By Peter Temba
African forest elephants face extinction if drastic measures are not taken as the elephant numbers have decreased by 62 per cent across Central Africa over the last 10 years according to a study.
The analysis confirmed fears that African forest elephants (Loxodonta cyclotis) are heading for extermination, possibly within the next decade, the study reveals, adding that effective, rapid and multi-level action is imperative to save the elephants.
They are concerned the forest elephants are being killed for their ivory, says the study, saying results of the study, undertaken by researchers from the Wildlife
Conservation Society (WCS) and several other conservation organisations, are published in the scientific journal.
Over 60 co-authors contributed to the study, which was led by Dr Flora Maisels, WCS conservation scientists from the School of Natural Sciences, University of Stirling and Dr Samantha Strindberg.

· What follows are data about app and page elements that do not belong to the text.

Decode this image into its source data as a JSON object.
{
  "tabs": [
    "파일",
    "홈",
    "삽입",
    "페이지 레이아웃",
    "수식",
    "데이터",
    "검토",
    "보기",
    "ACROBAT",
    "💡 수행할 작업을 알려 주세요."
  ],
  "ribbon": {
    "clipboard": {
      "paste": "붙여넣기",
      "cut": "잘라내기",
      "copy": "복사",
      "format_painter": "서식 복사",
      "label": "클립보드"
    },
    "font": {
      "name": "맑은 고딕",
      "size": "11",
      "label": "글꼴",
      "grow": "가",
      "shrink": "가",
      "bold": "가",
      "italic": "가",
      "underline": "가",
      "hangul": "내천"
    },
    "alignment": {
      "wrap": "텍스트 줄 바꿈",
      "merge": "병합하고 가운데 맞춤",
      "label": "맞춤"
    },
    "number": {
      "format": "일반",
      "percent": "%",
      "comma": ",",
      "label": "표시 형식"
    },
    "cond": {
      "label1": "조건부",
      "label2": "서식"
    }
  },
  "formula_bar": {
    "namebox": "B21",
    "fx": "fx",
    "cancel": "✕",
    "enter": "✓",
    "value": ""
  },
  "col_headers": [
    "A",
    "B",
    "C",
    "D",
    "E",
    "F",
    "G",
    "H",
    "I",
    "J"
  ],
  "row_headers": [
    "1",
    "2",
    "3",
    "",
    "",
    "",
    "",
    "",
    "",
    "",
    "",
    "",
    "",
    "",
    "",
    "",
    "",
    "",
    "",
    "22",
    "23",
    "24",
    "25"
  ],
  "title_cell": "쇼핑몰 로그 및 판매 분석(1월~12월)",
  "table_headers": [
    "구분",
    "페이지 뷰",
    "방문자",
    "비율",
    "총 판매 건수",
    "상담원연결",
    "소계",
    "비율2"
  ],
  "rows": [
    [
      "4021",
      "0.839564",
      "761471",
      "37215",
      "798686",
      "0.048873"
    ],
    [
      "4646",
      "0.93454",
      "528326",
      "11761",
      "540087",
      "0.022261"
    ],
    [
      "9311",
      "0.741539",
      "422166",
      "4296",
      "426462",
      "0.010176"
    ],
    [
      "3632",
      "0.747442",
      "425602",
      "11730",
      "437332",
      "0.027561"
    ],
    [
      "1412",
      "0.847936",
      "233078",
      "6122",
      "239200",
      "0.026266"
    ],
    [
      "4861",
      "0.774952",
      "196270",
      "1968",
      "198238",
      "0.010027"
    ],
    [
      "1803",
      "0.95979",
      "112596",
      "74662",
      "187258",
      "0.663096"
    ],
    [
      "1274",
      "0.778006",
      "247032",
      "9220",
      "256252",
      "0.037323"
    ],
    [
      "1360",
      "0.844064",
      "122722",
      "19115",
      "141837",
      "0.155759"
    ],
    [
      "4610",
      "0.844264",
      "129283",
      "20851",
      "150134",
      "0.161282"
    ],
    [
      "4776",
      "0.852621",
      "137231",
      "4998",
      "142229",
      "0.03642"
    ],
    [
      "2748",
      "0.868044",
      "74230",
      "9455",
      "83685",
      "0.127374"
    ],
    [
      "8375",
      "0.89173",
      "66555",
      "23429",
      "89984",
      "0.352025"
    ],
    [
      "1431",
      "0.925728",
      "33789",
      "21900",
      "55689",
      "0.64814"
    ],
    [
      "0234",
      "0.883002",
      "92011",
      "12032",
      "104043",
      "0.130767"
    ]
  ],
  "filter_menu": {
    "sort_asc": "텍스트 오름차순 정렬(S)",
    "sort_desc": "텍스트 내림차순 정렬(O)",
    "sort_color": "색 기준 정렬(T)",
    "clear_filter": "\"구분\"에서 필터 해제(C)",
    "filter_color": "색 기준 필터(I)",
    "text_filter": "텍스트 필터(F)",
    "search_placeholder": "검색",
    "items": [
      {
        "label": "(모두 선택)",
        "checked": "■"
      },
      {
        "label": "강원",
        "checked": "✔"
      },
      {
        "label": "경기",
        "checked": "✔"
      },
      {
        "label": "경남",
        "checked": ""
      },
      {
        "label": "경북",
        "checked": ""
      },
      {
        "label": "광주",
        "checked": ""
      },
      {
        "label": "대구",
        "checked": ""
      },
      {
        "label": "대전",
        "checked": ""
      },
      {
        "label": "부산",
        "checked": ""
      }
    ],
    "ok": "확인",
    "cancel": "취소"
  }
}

"Although we were expecting to see these results, we were horrified that the decline over the period of a mere decade was over 60 per cent," says Dr Maisels, adding that findings also indicated that large areas where the elephants ranged just 10 years ago, now have very few elephants remaining. More....